Hydrofracking Chemicals Revealed
by Richard A. Engberg
Hydraulic Fracturing (hydrofracking) is not a household term but recently has become more well known with the release over a year ago of the film documentary, “Gasland.” The movie dealt with concerns caused by hydrofracking of natural gas wells in the Marcellus Shale in Pennsylvania and in other locations in the U. S.. It asserted that hydrofracking caused the Marcellus to be charged with methane gas posing contamination risks to the water supply.
What is hydrofracking? Quite simply, it is a technique used to increase or create fractures in source rocks to increase the rate of recovery of natural gas and, in some cases, oil. The practice is to introduce a slurry of chemicals, sand and water into a well that is drilled into a formation containing natural gas. The action of the slurry is to create fractures to increase the release of natural gas and bring it to the surface. Typically, some but not all of the slurry is recovered with the natural gas. This technique has been around for a long time. It was first used commercially in the U. S. in 1949 by Halliburton.

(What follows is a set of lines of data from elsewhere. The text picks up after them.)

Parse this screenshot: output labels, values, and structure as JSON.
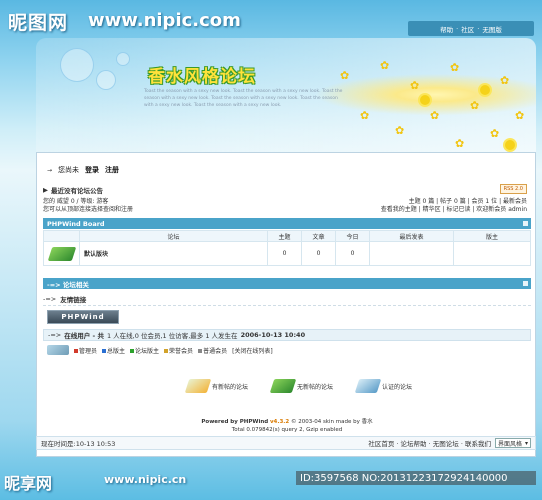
{
  "watermark": {
    "top_logo": "昵图网",
    "top_url": "www.nipic.com",
    "bottom_logo": "昵享网",
    "bottom_url": "www.nipic.cn",
    "id_text": "ID:3597568 NO:20131223172924140000"
  },
  "top_links": [
    "帮助",
    "社区",
    "无图版"
  ],
  "banner": {
    "title": "香水风格论坛",
    "text": "Toast the season with a sexy new look. Toast the season with a sexy new look. Toast the season with a sexy new look. Toast the season with a sexy new look. Toast the season with a sexy new look. Toast the season with a sexy new look."
  },
  "login": {
    "greeting": "您尚未",
    "login_label": "登录",
    "register_label": "注册"
  },
  "notice": {
    "label": "最近没有论坛公告"
  },
  "rss": "RSS 2.0",
  "user_info": {
    "line1": "您的 威望 0 / 等级: 游客",
    "line2": "您可以从顶部连接选择查阅和注册"
  },
  "stats": {
    "line1": "主题 0 篇 | 帖子 0 篇 | 会员 1 位 | 最新会员",
    "line2": "查看我的主题 | 精华区 | 标记已读 | 欢迎新会员 admin"
  },
  "board": {
    "title": "PHPWind Board",
    "columns": [
      "论坛",
      "主题",
      "文章",
      "今日",
      "最后发表",
      "版主"
    ],
    "rows": [
      {
        "name": "默认版块",
        "topics": "0",
        "posts": "0",
        "today": "0",
        "last": "",
        "mod": ""
      }
    ]
  },
  "related": {
    "title": "论坛相关",
    "links_label": "友情链接"
  },
  "pw_logo": "PHPWind",
  "online": {
    "prefix": "在线用户 - 共",
    "text": "1 人在线,0 位会员,1 位访客,最多 1 人发生在",
    "time": "2006-10-13 10:40"
  },
  "legend": {
    "items": [
      "管理员",
      "总版主",
      "论坛版主",
      "荣誉会员",
      "普通会员"
    ],
    "close_list": "[关闭在线列表]"
  },
  "bottom_legend": [
    "有新帖的论坛",
    "无新帖的论坛",
    "认证的论坛"
  ],
  "powered": {
    "line1": "Powered by PHPWind",
    "version": "v4.3.2",
    "line1_rest": "© 2003-04 skin made by 香水",
    "line2": "Total 0.079842(s) query 2,  Gzip enabled"
  },
  "footer": {
    "time": "现在时间是:10-13 10:53",
    "links": "社区首页 · 论坛帮助 · 无图论坛 · 联系我们",
    "style_label": "界面风格"
  },
  "colors": {
    "section_bar": "#4aa3c9",
    "title": "#ffe23a"
  }
}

Sierra Crane-Murdoch, in the February 21, 2011 issue of High Country News, reported the “chemical cocktail” used in hydrofracking by Encana Corporation in gas wells it drills in Wyoming. According to Crane-Murdoch, lists of the chemicals used in hydrofracking weren’t available until September 2010 when Wyoming adopted a rule requiring companies to disclose them.

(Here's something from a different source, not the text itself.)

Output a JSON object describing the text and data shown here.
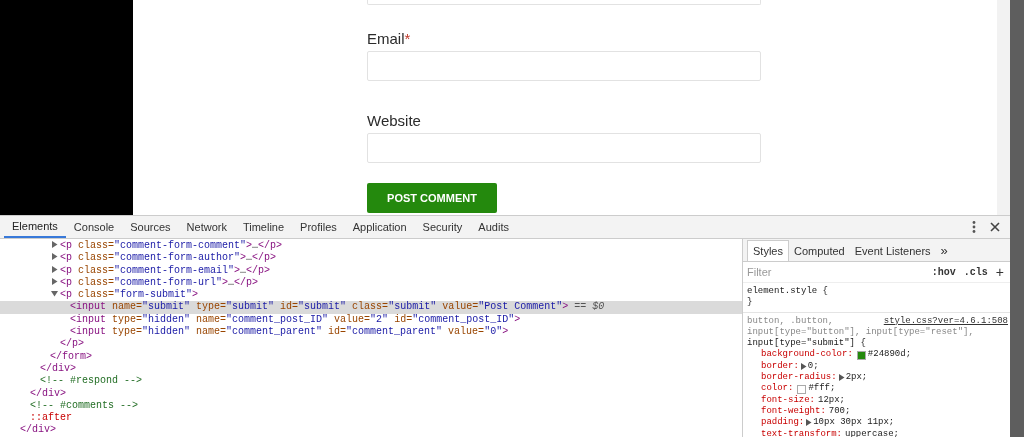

The Encana “cocktail” contains 28 organic and inorganic chemicals. For each well, drillers mix nearly 12,000 gallons of the “cocktail” with more than a million gallons of water and “a heavy dose of sand”, and inject it underground. According to Crane-Murdoch, 30 to 70 percent of the solution re-emerges along with high volumes of wastewater and is routed to evaporation pits.
The ten most used chemicals in percent of volume, all but one organic, comprise 91 percent of the “cocktail”. They are:
Distillates (petroleum), hydrotreated light
Vinylidene chloride/methylacrylate copolymer
1,2,3 – Propanetriol
Sodium tetraborate decahydrate
There are known potential health effects associated with each of these chemicals. The effects are dependent upon the degree and route of exposure. Most have skin and sensory organ effects, several have respiratory, gastrointestinal or liver effects or cardiovascular and blood effects, and some have brain and nervous system effects. Four may potentially affect the immune system, four may potentially affect the kidneys, three may affect the reproductive system, three are endocrine disruptors, two are mutagens, and one is a carcinogen. Again, I stress that these effects are related to the degree and route of exposure.
“Dilution is the solution to pollution” is a well known and overused expression. Does dilution of the “cocktail” with the large amounts of water render these chemicals relatively harmless? Are there possible synergistic effects with this mixture? Does the “cocktail” release other constituents of concern from the formations into which it is ejected? I leave it to the reader to draw his/her conclusions about this reasonably common but not well known process and whether there are associated health risks to humans and biota.
Richard A. 'Dick' Engberg is Technical Director of the AWRA. The views expressed here are his alone.
Want to see more of what is in a fracking cocktail? View this. And read Emily Green's fracking update.